══ INFORMATION GIVEN
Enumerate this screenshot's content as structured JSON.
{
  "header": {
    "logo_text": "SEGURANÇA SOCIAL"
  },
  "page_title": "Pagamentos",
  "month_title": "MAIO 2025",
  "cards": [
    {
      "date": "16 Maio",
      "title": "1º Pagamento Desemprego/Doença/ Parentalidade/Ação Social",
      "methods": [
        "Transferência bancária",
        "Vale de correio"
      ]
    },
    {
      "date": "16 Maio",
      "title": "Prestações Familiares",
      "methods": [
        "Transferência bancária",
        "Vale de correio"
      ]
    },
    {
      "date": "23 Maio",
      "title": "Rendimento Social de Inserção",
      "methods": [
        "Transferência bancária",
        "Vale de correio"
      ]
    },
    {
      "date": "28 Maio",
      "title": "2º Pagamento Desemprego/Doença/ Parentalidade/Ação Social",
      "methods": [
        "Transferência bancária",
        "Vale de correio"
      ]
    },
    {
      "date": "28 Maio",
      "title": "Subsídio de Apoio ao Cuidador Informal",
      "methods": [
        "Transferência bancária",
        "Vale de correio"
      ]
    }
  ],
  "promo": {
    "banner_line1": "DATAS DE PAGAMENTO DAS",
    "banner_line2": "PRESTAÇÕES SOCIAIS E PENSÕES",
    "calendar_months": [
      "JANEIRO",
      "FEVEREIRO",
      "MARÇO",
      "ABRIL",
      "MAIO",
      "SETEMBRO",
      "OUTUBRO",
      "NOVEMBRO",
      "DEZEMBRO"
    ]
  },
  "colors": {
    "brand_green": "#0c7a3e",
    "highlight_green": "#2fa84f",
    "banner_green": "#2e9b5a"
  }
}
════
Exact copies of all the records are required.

WRITTEN RESPONSE —
Enumerate this screenshot's content as structured JSON.
{
  "header": {
    "logo_text": "SEGURANÇA SOCIAL"
  },
  "page_title": "Pagamentos",
  "month_title": "MAIO 2025",
  "cards": [
    {
      "date": "16 Maio",
      "title": "1º Pagamento Desemprego/Doença/ Parentalidade/Ação Social",
      "methods": [
        "Transferência bancária",
        "Vale de correio"
      ]
    },
    {
      "date": "16 Maio",
      "title": "Prestações Familiares",
      "methods": [
        "Transferência bancária",
        "Vale de correio"
      ]
    },
    {
      "date": "23 Maio",
      "title": "Rendimento Social de Inserção",
      "methods": [
        "Transferência bancária",
        "Vale de correio"
      ]
    },
    {
      "date": "28 Maio",
      "title": "2º Pagamento Desemprego/Doença/ Parentalidade/Ação Social",
      "methods": [
        "Transferência bancária",
        "Vale de correio"
      ]
    },
    {
      "date": "28 Maio",
      "title": "Subsídio de Apoio ao Cuidador Informal",
      "methods": [
        "Transferência bancária",
        "Vale de correio"
      ]
    }
  ],
  "promo": {
    "banner_line1": "DATAS DE PAGAMENTO DAS",
    "banner_line2": "PRESTAÇÕES SOCIAIS E PENSÕES",
    "calendar_months": [
      "JANEIRO",
      "FEVEREIRO",
      "MARÇO",
      "ABRIL",
      "MAIO",
      "SETEMBRO",
      "OUTUBRO",
      "NOVEMBRO",
      "DEZEMBRO"
    ]
  },
  "colors": {
    "brand_green": "#0c7a3e",
    "highlight_green": "#2fa84f",
    "banner_green": "#2e9b5a"
  }
}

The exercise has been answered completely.